Provided data
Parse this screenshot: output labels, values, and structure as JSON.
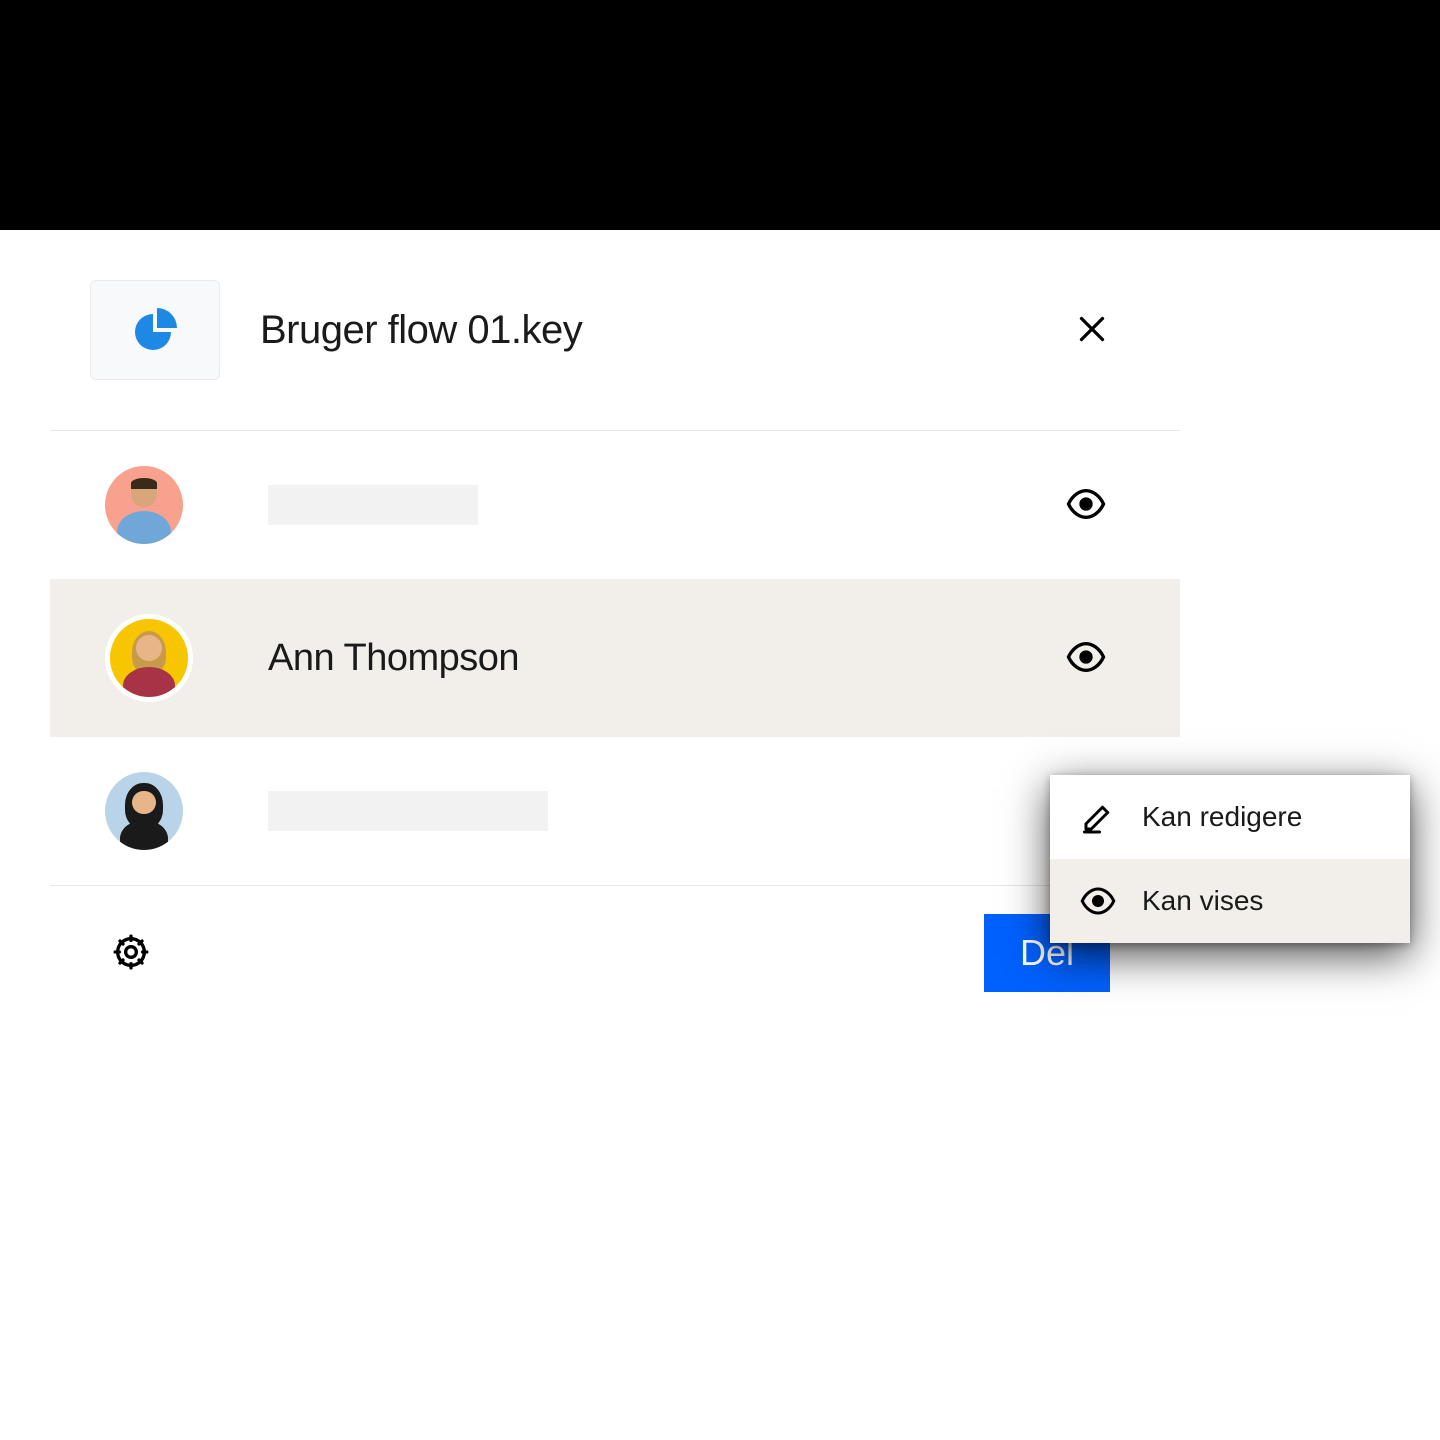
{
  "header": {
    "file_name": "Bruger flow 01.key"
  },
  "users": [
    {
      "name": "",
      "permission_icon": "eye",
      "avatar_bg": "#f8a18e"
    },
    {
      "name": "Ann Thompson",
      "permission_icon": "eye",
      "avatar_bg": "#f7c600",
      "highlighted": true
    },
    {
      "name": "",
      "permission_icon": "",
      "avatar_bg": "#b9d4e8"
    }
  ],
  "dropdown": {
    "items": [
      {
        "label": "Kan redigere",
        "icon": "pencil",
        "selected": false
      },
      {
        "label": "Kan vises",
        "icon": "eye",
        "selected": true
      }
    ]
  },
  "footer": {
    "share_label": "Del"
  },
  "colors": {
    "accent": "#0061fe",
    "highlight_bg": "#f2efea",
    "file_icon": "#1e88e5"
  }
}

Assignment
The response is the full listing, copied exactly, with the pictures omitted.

Reply
Parse this screenshot: output labels, values, and structure as JSON.
{
  "header": {
    "file_name": "Bruger flow 01.key"
  },
  "users": [
    {
      "name": "",
      "permission_icon": "eye",
      "avatar_bg": "#f8a18e"
    },
    {
      "name": "Ann Thompson",
      "permission_icon": "eye",
      "avatar_bg": "#f7c600",
      "highlighted": true
    },
    {
      "name": "",
      "permission_icon": "",
      "avatar_bg": "#b9d4e8"
    }
  ],
  "dropdown": {
    "items": [
      {
        "label": "Kan redigere",
        "icon": "pencil",
        "selected": false
      },
      {
        "label": "Kan vises",
        "icon": "eye",
        "selected": true
      }
    ]
  },
  "footer": {
    "share_label": "Del"
  },
  "colors": {
    "accent": "#0061fe",
    "highlight_bg": "#f2efea",
    "file_icon": "#1e88e5"
  }
}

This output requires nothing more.